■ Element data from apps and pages
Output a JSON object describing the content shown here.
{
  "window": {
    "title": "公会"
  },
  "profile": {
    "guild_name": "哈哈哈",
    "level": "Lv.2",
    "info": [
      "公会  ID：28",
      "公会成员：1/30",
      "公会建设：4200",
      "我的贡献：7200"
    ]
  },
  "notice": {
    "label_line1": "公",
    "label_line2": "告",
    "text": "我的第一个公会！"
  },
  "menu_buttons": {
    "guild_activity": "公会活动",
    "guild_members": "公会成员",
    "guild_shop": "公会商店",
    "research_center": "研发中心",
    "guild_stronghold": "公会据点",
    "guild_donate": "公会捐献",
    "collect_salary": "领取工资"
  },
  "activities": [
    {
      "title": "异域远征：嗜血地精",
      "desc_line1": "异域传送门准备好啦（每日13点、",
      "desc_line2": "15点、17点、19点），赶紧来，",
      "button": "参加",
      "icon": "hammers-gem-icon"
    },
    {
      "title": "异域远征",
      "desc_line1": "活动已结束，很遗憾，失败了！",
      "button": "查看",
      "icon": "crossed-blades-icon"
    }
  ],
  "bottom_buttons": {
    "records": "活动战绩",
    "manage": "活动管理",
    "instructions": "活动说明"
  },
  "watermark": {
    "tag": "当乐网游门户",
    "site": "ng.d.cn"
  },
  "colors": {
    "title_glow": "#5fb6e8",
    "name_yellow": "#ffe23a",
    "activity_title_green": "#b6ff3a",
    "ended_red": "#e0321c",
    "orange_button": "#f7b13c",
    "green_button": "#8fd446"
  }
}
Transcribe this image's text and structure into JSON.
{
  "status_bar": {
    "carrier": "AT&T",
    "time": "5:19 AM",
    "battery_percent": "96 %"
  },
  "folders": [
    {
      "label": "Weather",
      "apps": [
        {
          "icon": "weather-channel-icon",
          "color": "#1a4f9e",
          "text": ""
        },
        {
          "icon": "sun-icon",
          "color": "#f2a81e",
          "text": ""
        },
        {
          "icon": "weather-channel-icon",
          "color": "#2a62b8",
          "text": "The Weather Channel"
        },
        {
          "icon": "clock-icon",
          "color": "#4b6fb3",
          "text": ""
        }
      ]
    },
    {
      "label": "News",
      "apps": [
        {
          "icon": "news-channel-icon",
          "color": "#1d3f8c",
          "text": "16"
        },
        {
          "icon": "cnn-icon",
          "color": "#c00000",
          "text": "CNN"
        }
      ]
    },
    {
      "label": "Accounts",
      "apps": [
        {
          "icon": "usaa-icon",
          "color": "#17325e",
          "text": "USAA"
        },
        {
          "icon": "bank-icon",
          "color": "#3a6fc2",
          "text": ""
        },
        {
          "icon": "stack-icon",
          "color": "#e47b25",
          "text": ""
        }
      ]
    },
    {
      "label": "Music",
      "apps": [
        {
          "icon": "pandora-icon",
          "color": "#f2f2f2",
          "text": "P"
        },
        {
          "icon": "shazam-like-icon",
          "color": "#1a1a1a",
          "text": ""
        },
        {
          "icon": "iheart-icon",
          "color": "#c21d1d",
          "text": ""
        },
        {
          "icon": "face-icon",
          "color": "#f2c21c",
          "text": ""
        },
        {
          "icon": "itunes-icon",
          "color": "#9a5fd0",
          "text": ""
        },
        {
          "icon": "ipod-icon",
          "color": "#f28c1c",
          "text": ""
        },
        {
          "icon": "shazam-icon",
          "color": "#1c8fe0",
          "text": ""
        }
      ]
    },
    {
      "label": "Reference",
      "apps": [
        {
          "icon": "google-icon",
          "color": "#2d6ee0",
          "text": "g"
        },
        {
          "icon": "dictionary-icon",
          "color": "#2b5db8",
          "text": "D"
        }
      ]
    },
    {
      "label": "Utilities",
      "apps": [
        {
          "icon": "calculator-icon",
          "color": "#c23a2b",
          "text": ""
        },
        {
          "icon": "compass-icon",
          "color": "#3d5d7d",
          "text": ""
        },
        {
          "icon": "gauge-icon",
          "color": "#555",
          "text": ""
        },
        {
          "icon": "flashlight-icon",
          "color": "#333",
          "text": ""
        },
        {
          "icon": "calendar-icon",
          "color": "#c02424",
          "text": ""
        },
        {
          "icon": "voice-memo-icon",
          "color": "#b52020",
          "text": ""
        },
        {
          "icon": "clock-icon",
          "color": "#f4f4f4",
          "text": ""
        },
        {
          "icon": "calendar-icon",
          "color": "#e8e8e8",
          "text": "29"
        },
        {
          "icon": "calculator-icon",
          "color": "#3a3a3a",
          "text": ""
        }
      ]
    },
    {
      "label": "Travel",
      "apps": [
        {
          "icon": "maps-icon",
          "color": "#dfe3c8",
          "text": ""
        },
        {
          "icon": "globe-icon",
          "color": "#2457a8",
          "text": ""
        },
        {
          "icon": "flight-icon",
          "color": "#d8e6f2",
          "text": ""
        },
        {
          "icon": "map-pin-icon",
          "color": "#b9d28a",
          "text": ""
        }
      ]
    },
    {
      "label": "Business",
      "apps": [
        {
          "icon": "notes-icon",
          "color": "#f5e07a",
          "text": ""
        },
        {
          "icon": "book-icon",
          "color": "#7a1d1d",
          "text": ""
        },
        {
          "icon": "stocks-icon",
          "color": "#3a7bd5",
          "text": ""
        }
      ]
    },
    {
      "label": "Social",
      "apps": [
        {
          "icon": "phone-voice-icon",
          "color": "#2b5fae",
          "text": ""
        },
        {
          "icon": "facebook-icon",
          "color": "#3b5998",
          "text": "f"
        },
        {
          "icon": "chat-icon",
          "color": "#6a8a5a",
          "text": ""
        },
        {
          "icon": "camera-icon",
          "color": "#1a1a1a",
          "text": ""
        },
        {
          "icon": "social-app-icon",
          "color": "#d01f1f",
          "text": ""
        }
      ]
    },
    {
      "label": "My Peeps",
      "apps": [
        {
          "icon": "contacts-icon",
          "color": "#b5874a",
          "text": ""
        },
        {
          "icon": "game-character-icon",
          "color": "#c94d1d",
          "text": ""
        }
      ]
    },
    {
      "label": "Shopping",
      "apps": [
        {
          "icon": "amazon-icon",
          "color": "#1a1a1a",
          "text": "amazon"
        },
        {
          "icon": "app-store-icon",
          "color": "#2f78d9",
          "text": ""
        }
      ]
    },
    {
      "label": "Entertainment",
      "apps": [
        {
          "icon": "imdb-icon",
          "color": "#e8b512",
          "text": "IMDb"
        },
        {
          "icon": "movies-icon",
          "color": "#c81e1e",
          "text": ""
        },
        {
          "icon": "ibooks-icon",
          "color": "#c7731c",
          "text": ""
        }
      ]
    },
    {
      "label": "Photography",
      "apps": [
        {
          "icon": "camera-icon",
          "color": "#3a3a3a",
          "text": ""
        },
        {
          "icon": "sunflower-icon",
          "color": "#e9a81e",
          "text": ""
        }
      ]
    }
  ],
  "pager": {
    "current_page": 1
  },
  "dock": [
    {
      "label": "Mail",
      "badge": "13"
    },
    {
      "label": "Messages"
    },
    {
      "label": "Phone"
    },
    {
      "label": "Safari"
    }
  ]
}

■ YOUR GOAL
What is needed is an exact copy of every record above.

■ TASK RESULT
Output a JSON object describing the content shown here.
{
  "window": {
    "title": "公会"
  },
  "profile": {
    "guild_name": "哈哈哈",
    "level": "Lv.2",
    "info": [
      "公会  ID：28",
      "公会成员：1/30",
      "公会建设：4200",
      "我的贡献：7200"
    ]
  },
  "notice": {
    "label_line1": "公",
    "label_line2": "告",
    "text": "我的第一个公会！"
  },
  "menu_buttons": {
    "guild_activity": "公会活动",
    "guild_members": "公会成员",
    "guild_shop": "公会商店",
    "research_center": "研发中心",
    "guild_stronghold": "公会据点",
    "guild_donate": "公会捐献",
    "collect_salary": "领取工资"
  },
  "activities": [
    {
      "title": "异域远征：嗜血地精",
      "desc_line1": "异域传送门准备好啦（每日13点、",
      "desc_line2": "15点、17点、19点），赶紧来，",
      "button": "参加",
      "icon": "hammers-gem-icon"
    },
    {
      "title": "异域远征",
      "desc_line1": "活动已结束，很遗憾，失败了！",
      "button": "查看",
      "icon": "crossed-blades-icon"
    }
  ],
  "bottom_buttons": {
    "records": "活动战绩",
    "manage": "活动管理",
    "instructions": "活动说明"
  },
  "watermark": {
    "tag": "当乐网游门户",
    "site": "ng.d.cn"
  },
  "colors": {
    "title_glow": "#5fb6e8",
    "name_yellow": "#ffe23a",
    "activity_title_green": "#b6ff3a",
    "ended_red": "#e0321c",
    "orange_button": "#f7b13c",
    "green_button": "#8fd446"
  }
}
Transcribe this image's text and structure into JSON.
{
  "status_bar": {
    "carrier": "AT&T",
    "time": "5:19 AM",
    "battery_percent": "96 %"
  },
  "folders": [
    {
      "label": "Weather",
      "apps": [
        {
          "icon": "weather-channel-icon",
          "color": "#1a4f9e",
          "text": ""
        },
        {
          "icon": "sun-icon",
          "color": "#f2a81e",
          "text": ""
        },
        {
          "icon": "weather-channel-icon",
          "color": "#2a62b8",
          "text": "The Weather Channel"
        },
        {
          "icon": "clock-icon",
          "color": "#4b6fb3",
          "text": ""
        }
      ]
    },
    {
      "label": "News",
      "apps": [
        {
          "icon": "news-channel-icon",
          "color": "#1d3f8c",
          "text": "16"
        },
        {
          "icon": "cnn-icon",
          "color": "#c00000",
          "text": "CNN"
        }
      ]
    },
    {
      "label": "Accounts",
      "apps": [
        {
          "icon": "usaa-icon",
          "color": "#17325e",
          "text": "USAA"
        },
        {
          "icon": "bank-icon",
          "color": "#3a6fc2",
          "text": ""
        },
        {
          "icon": "stack-icon",
          "color": "#e47b25",
          "text": ""
        }
      ]
    },
    {
      "label": "Music",
      "apps": [
        {
          "icon": "pandora-icon",
          "color": "#f2f2f2",
          "text": "P"
        },
        {
          "icon": "shazam-like-icon",
          "color": "#1a1a1a",
          "text": ""
        },
        {
          "icon": "iheart-icon",
          "color": "#c21d1d",
          "text": ""
        },
        {
          "icon": "face-icon",
          "color": "#f2c21c",
          "text": ""
        },
        {
          "icon": "itunes-icon",
          "color": "#9a5fd0",
          "text": ""
        },
        {
          "icon": "ipod-icon",
          "color": "#f28c1c",
          "text": ""
        },
        {
          "icon": "shazam-icon",
          "color": "#1c8fe0",
          "text": ""
        }
      ]
    },
    {
      "label": "Reference",
      "apps": [
        {
          "icon": "google-icon",
          "color": "#2d6ee0",
          "text": "g"
        },
        {
          "icon": "dictionary-icon",
          "color": "#2b5db8",
          "text": "D"
        }
      ]
    },
    {
      "label": "Utilities",
      "apps": [
        {
          "icon": "calculator-icon",
          "color": "#c23a2b",
          "text": ""
        },
        {
          "icon": "compass-icon",
          "color": "#3d5d7d",
          "text": ""
        },
        {
          "icon": "gauge-icon",
          "color": "#555",
          "text": ""
        },
        {
          "icon": "flashlight-icon",
          "color": "#333",
          "text": ""
        },
        {
          "icon": "calendar-icon",
          "color": "#c02424",
          "text": ""
        },
        {
          "icon": "voice-memo-icon",
          "color": "#b52020",
          "text": ""
        },
        {
          "icon": "clock-icon",
          "color": "#f4f4f4",
          "text": ""
        },
        {
          "icon": "calendar-icon",
          "color": "#e8e8e8",
          "text": "29"
        },
        {
          "icon": "calculator-icon",
          "color": "#3a3a3a",
          "text": ""
        }
      ]
    },
    {
      "label": "Travel",
      "apps": [
        {
          "icon": "maps-icon",
          "color": "#dfe3c8",
          "text": ""
        },
        {
          "icon": "globe-icon",
          "color": "#2457a8",
          "text": ""
        },
        {
          "icon": "flight-icon",
          "color": "#d8e6f2",
          "text": ""
        },
        {
          "icon": "map-pin-icon",
          "color": "#b9d28a",
          "text": ""
        }
      ]
    },
    {
      "label": "Business",
      "apps": [
        {
          "icon": "notes-icon",
          "color": "#f5e07a",
          "text": ""
        },
        {
          "icon": "book-icon",
          "color": "#7a1d1d",
          "text": ""
        },
        {
          "icon": "stocks-icon",
          "color": "#3a7bd5",
          "text": ""
        }
      ]
    },
    {
      "label": "Social",
      "apps": [
        {
          "icon": "phone-voice-icon",
          "color": "#2b5fae",
          "text": ""
        },
        {
          "icon": "facebook-icon",
          "color": "#3b5998",
          "text": "f"
        },
        {
          "icon": "chat-icon",
          "color": "#6a8a5a",
          "text": ""
        },
        {
          "icon": "camera-icon",
          "color": "#1a1a1a",
          "text": ""
        },
        {
          "icon": "social-app-icon",
          "color": "#d01f1f",
          "text": ""
        }
      ]
    },
    {
      "label": "My Peeps",
      "apps": [
        {
          "icon": "contacts-icon",
          "color": "#b5874a",
          "text": ""
        },
        {
          "icon": "game-character-icon",
          "color": "#c94d1d",
          "text": ""
        }
      ]
    },
    {
      "label": "Shopping",
      "apps": [
        {
          "icon": "amazon-icon",
          "color": "#1a1a1a",
          "text": "amazon"
        },
        {
          "icon": "app-store-icon",
          "color": "#2f78d9",
          "text": ""
        }
      ]
    },
    {
      "label": "Entertainment",
      "apps": [
        {
          "icon": "imdb-icon",
          "color": "#e8b512",
          "text": "IMDb"
        },
        {
          "icon": "movies-icon",
          "color": "#c81e1e",
          "text": ""
        },
        {
          "icon": "ibooks-icon",
          "color": "#c7731c",
          "text": ""
        }
      ]
    },
    {
      "label": "Photography",
      "apps": [
        {
          "icon": "camera-icon",
          "color": "#3a3a3a",
          "text": ""
        },
        {
          "icon": "sunflower-icon",
          "color": "#e9a81e",
          "text": ""
        }
      ]
    }
  ],
  "pager": {
    "current_page": 1
  },
  "dock": [
    {
      "label": "Mail",
      "badge": "13"
    },
    {
      "label": "Messages"
    },
    {
      "label": "Phone"
    },
    {
      "label": "Safari"
    }
  ]
}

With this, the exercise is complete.